Q: Fans of everyone from Elvis Costello to Paul Westerberg have cried ‘Sellout!’ when their music became more sophisticated and melodic – when what was happening was, they were really just getting better at their craft. Is that what’s happening with you?
A: “I’d say that about my singing. I’m much more interested in melody. I was into melody before then, but when I play them live it’s so striking to me that the early stuff is really difficult for me to sing live. It’s so low. It’s almost like talk/speak. It’s just almost like post-spoken word. (sings) ‘You’ve never been a waste of my time.’ There’s really something challenging about that. To me one of the things that has changed . . . is growing as a singer and enjoying that. This is gonna sound really New Agey; can you go with me for a second? It’s how you feel in the shower when you think no one is listening, how that feels. It’s not just about vocal cords. It’s about emotional comfort, too. I learned that what was holding me back as a singer was emotional, kind of fear or self-consciousness. I don’t know how to describe those feelings. Learning to sing out loud and proud actually changed my music, changed my outlook. It came with a whole life change after my son was born, but I sure as hell wouldn’t trade it back for all the reviews in the world. Singing is now a joy, a pleasure, and before I’d rather die than be onstage.”
Q: The opening verses of Extraordinary are classic Liz Phair lines. If they were done lo-fi on a guitar, older fans might be raving about it. Did you purposely recast your thoughts in a different musical context?

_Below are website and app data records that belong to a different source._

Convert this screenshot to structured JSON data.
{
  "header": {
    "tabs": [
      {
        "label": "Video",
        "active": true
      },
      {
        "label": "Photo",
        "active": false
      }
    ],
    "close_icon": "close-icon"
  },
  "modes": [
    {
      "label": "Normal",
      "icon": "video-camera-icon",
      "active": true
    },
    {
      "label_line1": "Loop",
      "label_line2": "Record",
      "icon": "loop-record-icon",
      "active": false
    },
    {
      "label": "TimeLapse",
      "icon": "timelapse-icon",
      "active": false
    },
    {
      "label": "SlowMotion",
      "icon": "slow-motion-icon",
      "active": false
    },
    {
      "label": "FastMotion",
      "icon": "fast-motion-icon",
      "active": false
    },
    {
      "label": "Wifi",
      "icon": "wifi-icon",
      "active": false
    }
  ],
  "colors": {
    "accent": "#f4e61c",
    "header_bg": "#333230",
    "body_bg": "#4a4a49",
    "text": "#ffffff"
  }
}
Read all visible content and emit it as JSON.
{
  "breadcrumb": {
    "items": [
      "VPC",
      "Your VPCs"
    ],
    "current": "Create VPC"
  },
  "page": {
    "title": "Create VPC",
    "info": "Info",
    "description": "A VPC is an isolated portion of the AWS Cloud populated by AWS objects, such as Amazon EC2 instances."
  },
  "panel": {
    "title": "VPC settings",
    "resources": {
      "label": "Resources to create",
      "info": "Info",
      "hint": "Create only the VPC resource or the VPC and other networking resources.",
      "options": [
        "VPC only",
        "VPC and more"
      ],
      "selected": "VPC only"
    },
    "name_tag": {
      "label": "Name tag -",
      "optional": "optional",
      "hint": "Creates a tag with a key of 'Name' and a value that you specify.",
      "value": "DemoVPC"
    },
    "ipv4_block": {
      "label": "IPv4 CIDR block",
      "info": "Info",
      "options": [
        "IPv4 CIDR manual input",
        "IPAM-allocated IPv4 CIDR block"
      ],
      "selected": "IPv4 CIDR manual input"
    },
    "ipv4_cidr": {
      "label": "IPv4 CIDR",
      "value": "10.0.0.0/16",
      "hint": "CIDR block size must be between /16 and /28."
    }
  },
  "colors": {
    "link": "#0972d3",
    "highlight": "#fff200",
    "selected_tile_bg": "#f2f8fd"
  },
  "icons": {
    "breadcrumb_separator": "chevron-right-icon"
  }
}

A: “I just write these same damn songs all the time, for 15, 20 years now. It’s a challenge; it’s a new creative challenge. I felt able to meet the challenge. I wouldn’t put them on the record if they weren’t my sentiments and enough of me lyrically and enough of me melodically. They were willing, The Matrix, utterly to their credit…. They were excited by that. They said: ‘Really? Great!’ I don’t think people come to them to collaborate that often. Often they’ll get these people who say, ‘Just churn us out a hit.’ So they were all excited about it – having me have a lot of input. When you’re younger, that seems more untrue and inauthentic. Once you know your voice and have your voice and have a confidence that no one is gonna steal anything from you, they can just add something. That’s just experience talking.”
Q: Do you see any sexism in the reaction to your image?
A: “I do see a lot of sexism. I was just looking through the paper and hit on one of those $9.98 ads. I see Jane’s Addiction’s there. How come someone’s not screaming about someone (Perry Farrell’s) age dressing like that? How come when he has low pants showing his belly hair and a vest with no shirt on – why aren’t people freaking out that he’s too old to dress like that? … I’ve incensed a couple of women – that New York Times woman with the way that I’m dressing, a woman at South by Southwest who was incensed by my (sexually explicit) song H.W.C. and actually implied I was a bad mother with it, or thank God I didn’t have a daughter. I’m sitting there thinking, wow, according to you, should we all button up and go back to our quiet wifely ways? Really, if you can’t imagine that a woman, after she has children or after a certain age, can still have sexuality, then what are you saying? Where does that leave you when you get older? It’s a scary thing. There are a lot of sexist undertones. But isn’t that great about my music? I seem to be this lightning rod for all these provocative questions. I don’t mind that.”